Deal Three – Danish Buyer and U.S. Sellers

Synopsis: We represented the buyer, an international company headquartered in Denmark, in the acquisition of a controlling interest of the equity of a New York based company. The deal was strategic for the buyer and represented their first acquisition in the United States. The transaction involved complex domestic and international legal and tax issues and shareholders agreements with future puts, calls and other buy-out rights. The buyer partial financed the purchase price by drawing down on its existing global line of credit.

Trends:

    • Increased “walk” rights. After all the documents were finalized and the parties were ready to close, the closing was intentionally delayed for two (2) weeks in order to allow for a physical inventory to be taken by the seller and for revised financial statements to be produced based on the inventory results. Buyer had an absolute right to walk away from the transaction if it was not satisfied, in its sole discretion, with the results of the inventory.
  • Extended due diligence and post-closing adjustments. As with the first deal, the buyer and seller in this transaction had a business relationship for many years prior to commencing discussions. Nevertheless, due diligence continued right up until closing. In fact, the parties decided that upon closing, the buyer’s equity interest would be effective as of several months prior. Thus, the parties avoided the need for a post-closing adjustment by determining the financial status of the target and adjusting the price accordingly before closing.

Conclusion

We expect the predominance of middle market strategic acquisitions both within the U.S. and cross-border to continue. Despite general ruminations that the worst of the economic slowdown is now behind us, only last week (June 26) Thomson Reuters reported that in the first six months of 2009 global mergers and acquisitions saw the steepest decline since 2001, dropping a staggering 44.5% from the same period last year.
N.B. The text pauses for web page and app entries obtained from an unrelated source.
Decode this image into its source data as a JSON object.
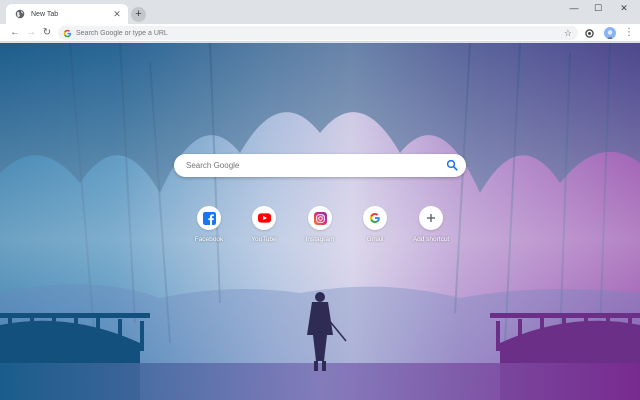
{
  "tab": {
    "title": "New Tab",
    "close_glyph": "✕",
    "new_tab_glyph": "+"
  },
  "window_controls": {
    "minimize": "—",
    "maximize": "☐",
    "close": "✕"
  },
  "toolbar": {
    "back_glyph": "←",
    "forward_glyph": "→",
    "reload_glyph": "↻",
    "address_placeholder": "Search Google or type a URL",
    "star_glyph": "☆",
    "menu_glyph": "⋮"
  },
  "search": {
    "placeholder": "Search Google"
  },
  "shortcuts": [
    {
      "label": "Facebook",
      "icon": "facebook-icon"
    },
    {
      "label": "YouTube",
      "icon": "youtube-icon"
    },
    {
      "label": "Instagram",
      "icon": "instagram-icon"
    },
    {
      "label": "Gmail",
      "icon": "google-icon"
    },
    {
      "label": "Add shortcut",
      "icon": "plus-icon"
    }
  ],
  "colors": {
    "facebook": "#1877f2",
    "youtube": "#ff0000",
    "instagram_from": "#f58529",
    "instagram_to": "#8134af",
    "google_blue": "#4285f4",
    "google_red": "#ea4335",
    "google_yellow": "#fbbc05",
    "google_green": "#34a853",
    "search_accent": "#1a73e8"
  }
}
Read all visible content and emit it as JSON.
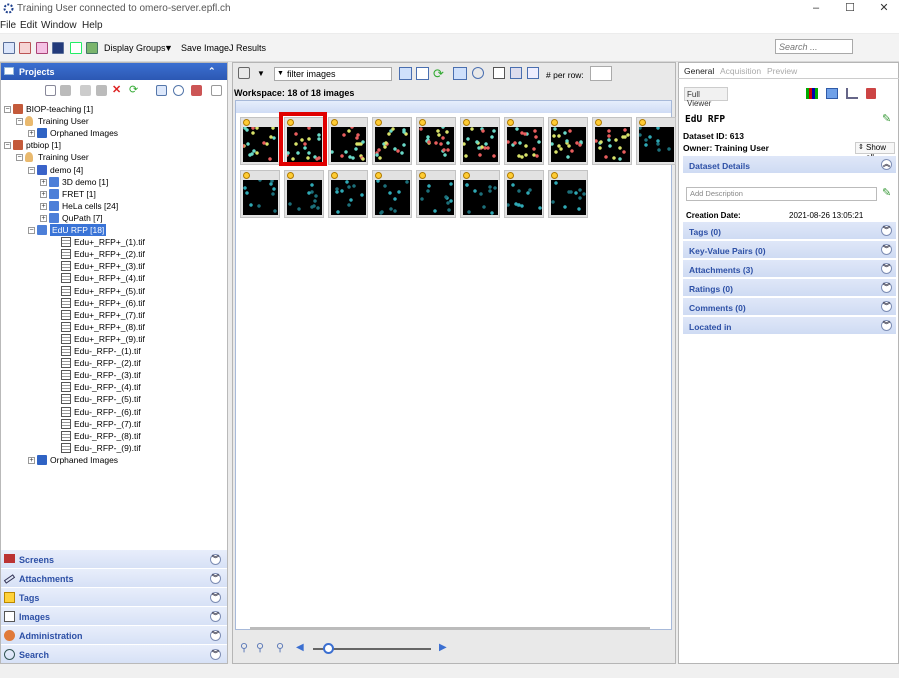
{
  "window": {
    "title": "Training User connected to omero-server.epfl.ch"
  },
  "menu": [
    "File",
    "Edit",
    "Window",
    "Help"
  ],
  "toolbar": {
    "display_groups": "Display Groups",
    "save_results": "Save ImageJ Results",
    "search_placeholder": "Search ..."
  },
  "left": {
    "header": "Projects",
    "tree": [
      {
        "label": "BIOP-teaching [1]"
      },
      {
        "label": "Training User"
      },
      {
        "label": "Orphaned Images"
      },
      {
        "label": "ptbiop [1]"
      },
      {
        "label": "Training User"
      },
      {
        "label": "demo [4]"
      },
      {
        "label": "3D demo [1]"
      },
      {
        "label": "FRET [1]"
      },
      {
        "label": "HeLa cells [24]"
      },
      {
        "label": "QuPath [7]"
      },
      {
        "label": "EdU RFP [18]"
      },
      {
        "label": "Edu+_RFP+_(1).tif"
      },
      {
        "label": "Edu+_RFP+_(2).tif"
      },
      {
        "label": "Edu+_RFP+_(3).tif"
      },
      {
        "label": "Edu+_RFP+_(4).tif"
      },
      {
        "label": "Edu+_RFP+_(5).tif"
      },
      {
        "label": "Edu+_RFP+_(6).tif"
      },
      {
        "label": "Edu+_RFP+_(7).tif"
      },
      {
        "label": "Edu+_RFP+_(8).tif"
      },
      {
        "label": "Edu+_RFP+_(9).tif"
      },
      {
        "label": "Edu-_RFP-_(1).tif"
      },
      {
        "label": "Edu-_RFP-_(2).tif"
      },
      {
        "label": "Edu-_RFP-_(3).tif"
      },
      {
        "label": "Edu-_RFP-_(4).tif"
      },
      {
        "label": "Edu-_RFP-_(5).tif"
      },
      {
        "label": "Edu-_RFP-_(6).tif"
      },
      {
        "label": "Edu-_RFP-_(7).tif"
      },
      {
        "label": "Edu-_RFP-_(8).tif"
      },
      {
        "label": "Edu-_RFP-_(9).tif"
      },
      {
        "label": "Orphaned Images"
      }
    ],
    "sections": [
      "Screens",
      "Attachments",
      "Tags",
      "Images",
      "Administration",
      "Search"
    ]
  },
  "center": {
    "filter": "filter  images",
    "per_row_label": "# per row:",
    "workspace": "Workspace: 18 of 18 images"
  },
  "right": {
    "tabs": [
      "General",
      "Acquisition",
      "Preview"
    ],
    "full_viewer": "Full Viewer",
    "dataset_name": "EdU RFP",
    "dataset_id": "Dataset ID: 613",
    "owner": "Owner: Training User",
    "show_all": "Show all",
    "dataset_details": "Dataset Details",
    "desc_placeholder": "Add Description",
    "creation_label": "Creation Date:",
    "creation_value": "2021-08-26 13:05:21",
    "sections": [
      "Tags (0)",
      "Key-Value Pairs (0)",
      "Attachments (3)",
      "Ratings (0)",
      "Comments (0)",
      "Located in"
    ]
  },
  "colors": {
    "accent": "#3a74d7",
    "highlight": "#e00000",
    "section_text": "#2d50a6"
  }
}
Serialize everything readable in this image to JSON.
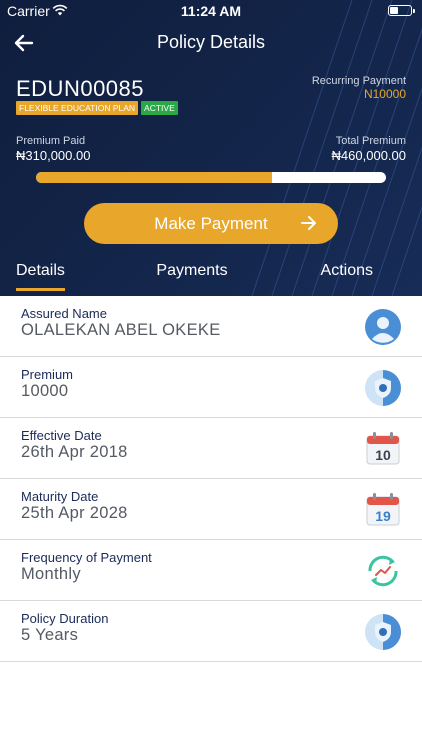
{
  "status_bar": {
    "carrier": "Carrier",
    "time": "11:24 AM"
  },
  "nav": {
    "title": "Policy Details"
  },
  "policy": {
    "number": "EDUN00085",
    "plan_tag": "FLEXIBLE EDUCATION PLAN",
    "status_tag": "ACTIVE",
    "recurring_label": "Recurring Payment",
    "recurring_value": "N10000",
    "premium_paid_label": "Premium Paid",
    "premium_paid_value": "₦310,000.00",
    "total_premium_label": "Total Premium",
    "total_premium_value": "₦460,000.00",
    "progress_fraction": 0.674
  },
  "actions": {
    "make_payment": "Make Payment"
  },
  "tabs": [
    {
      "label": "Details",
      "selected": true
    },
    {
      "label": "Payments",
      "selected": false
    },
    {
      "label": "Actions",
      "selected": false
    }
  ],
  "details": [
    {
      "label": "Assured Name",
      "value": "OLALEKAN ABEL OKEKE",
      "icon": "user-avatar-icon"
    },
    {
      "label": "Premium",
      "value": "10000",
      "icon": "shield-coin-icon"
    },
    {
      "label": "Effective Date",
      "value": "26th Apr 2018",
      "icon": "calendar-icon",
      "icon_text": "10"
    },
    {
      "label": "Maturity Date",
      "value": "25th Apr 2028",
      "icon": "calendar-icon",
      "icon_text": "19"
    },
    {
      "label": "Frequency of Payment",
      "value": "Monthly",
      "icon": "refresh-chart-icon"
    },
    {
      "label": "Policy Duration",
      "value": "5 Years",
      "icon": "shield-coin-icon"
    }
  ],
  "colors": {
    "header_bg": "#13254a",
    "accent": "#e8a62a",
    "active_green": "#2aa845",
    "label_navy": "#1b2b58"
  }
}
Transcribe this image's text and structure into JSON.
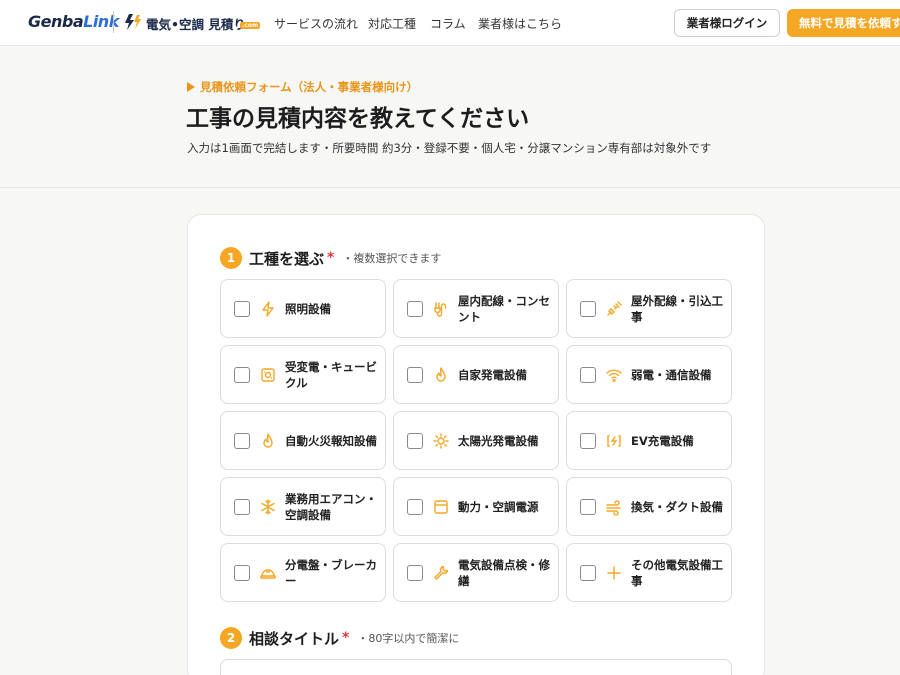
{
  "header": {
    "logo_main": "Genba",
    "logo_accent": "Link",
    "brand_name": "電気•空調 見積り",
    "brand_tag": ".com",
    "nav": [
      "サービスの流れ",
      "対応工種",
      "コラム",
      "業者様はこちら"
    ],
    "login_label": "業者様ログイン",
    "quote_label": "無料で見積を依頼す"
  },
  "hero": {
    "eyebrow": "見積依頼フォーム（法人・事業者様向け）",
    "title": "工事の見積内容を教えてください",
    "subtitle": "入力は1画面で完結します・所要時間 約3分・登録不要・個人宅・分譲マンション専有部は対象外です"
  },
  "step1": {
    "number": "1",
    "title": "工種を選ぶ",
    "required_mark": "*",
    "hint": "・複数選択できます"
  },
  "options": [
    {
      "label": "照明設備",
      "icon": "bolt-icon"
    },
    {
      "label": "屋内配線・コンセント",
      "icon": "outlet-icon"
    },
    {
      "label": "屋外配線・引込工事",
      "icon": "plug-icon"
    },
    {
      "label": "受変電・キュービクル",
      "icon": "cubicle-icon"
    },
    {
      "label": "自家発電設備",
      "icon": "flame-icon"
    },
    {
      "label": "弱電・通信設備",
      "icon": "wifi-icon"
    },
    {
      "label": "自動火災報知設備",
      "icon": "fire-icon"
    },
    {
      "label": "太陽光発電設備",
      "icon": "sun-icon"
    },
    {
      "label": "EV充電設備",
      "icon": "ev-charger-icon"
    },
    {
      "label": "業務用エアコン・空調設備",
      "icon": "snowflake-icon"
    },
    {
      "label": "動力・空調電源",
      "icon": "panel-icon"
    },
    {
      "label": "換気・ダクト設備",
      "icon": "wind-icon"
    },
    {
      "label": "分電盤・ブレーカー",
      "icon": "helmet-icon"
    },
    {
      "label": "電気設備点検・修繕",
      "icon": "wrench-icon"
    },
    {
      "label": "その他電気設備工事",
      "icon": "plus-icon"
    }
  ],
  "step2": {
    "number": "2",
    "title": "相談タイトル",
    "required_mark": "*",
    "hint": "・80字以内で簡潔に"
  },
  "colors": {
    "accent": "#f5a623",
    "required": "#e53935"
  }
}
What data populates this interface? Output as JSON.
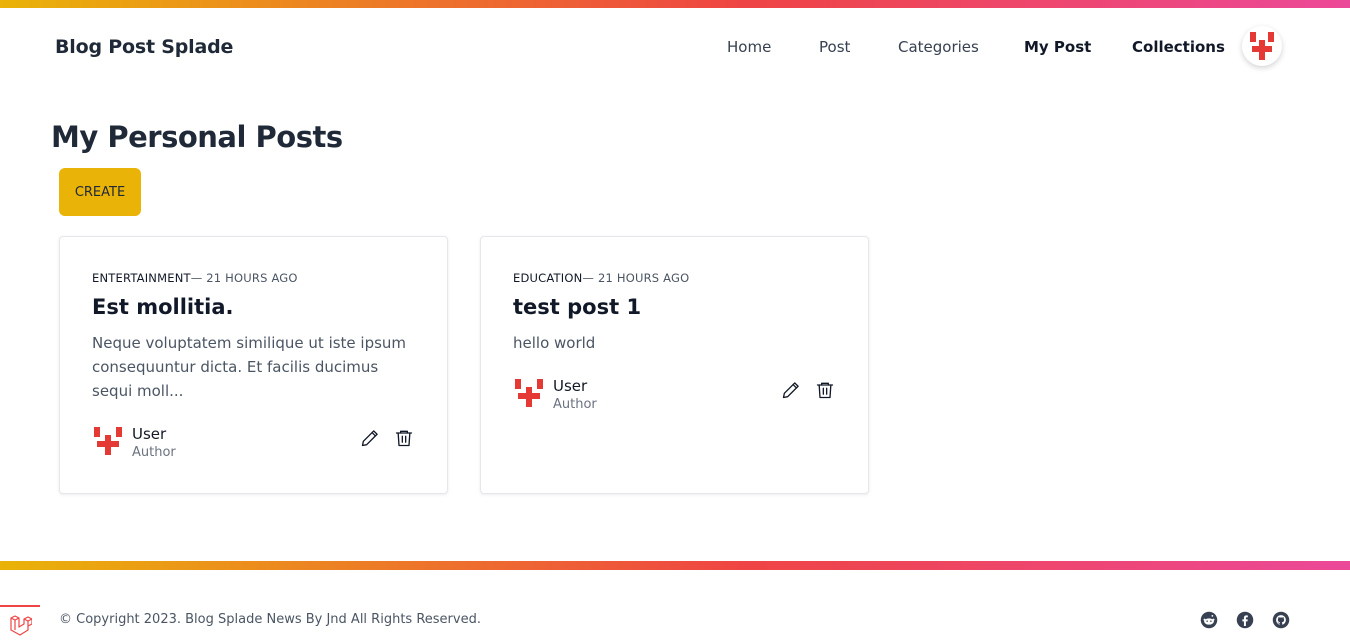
{
  "header": {
    "brand": "Blog Post Splade",
    "nav": [
      {
        "label": "Home"
      },
      {
        "label": "Post"
      },
      {
        "label": "Categories"
      },
      {
        "label": "My Post"
      },
      {
        "label": "Collections"
      }
    ]
  },
  "main": {
    "title": "My Personal Posts",
    "create_label": "CREATE",
    "posts": [
      {
        "category": "ENTERTAINMENT",
        "time": "— 21 HOURS AGO",
        "title": "Est mollitia.",
        "excerpt": "Neque voluptatem similique ut iste ipsum consequuntur dicta. Et facilis ducimus sequi moll...",
        "author": "User",
        "role": "Author"
      },
      {
        "category": "EDUCATION",
        "time": "— 21 HOURS AGO",
        "title": "test post 1",
        "excerpt": "hello world",
        "author": "User",
        "role": "Author"
      }
    ]
  },
  "footer": {
    "copyright": "© Copyright 2023. Blog Splade News By Jnd All Rights Reserved.",
    "social_icons": [
      "reddit-icon",
      "facebook-icon",
      "github-icon"
    ]
  },
  "colors": {
    "accent": "#eab308",
    "gradient_start": "#eab308",
    "gradient_mid": "#ef4444",
    "gradient_end": "#ec4899",
    "avatar_red": "#e53935"
  }
}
With the scales continuing to weigh heavily in favor of buyers in today’s market, successful M&A transactions will depend on the creativity in structuring the acquisition and blind adherence to historic M&A models may prove to be counter productive. Successfully navigating a cross-border M&A transaction in today’s turbulent credit and economic market will require advance preparation, sound professional advice, patience and an extended time period to complete the due diligence process and, perhaps most importantly, the flexibility to adapt to the new paradigm and the evolving M&A market models and trends.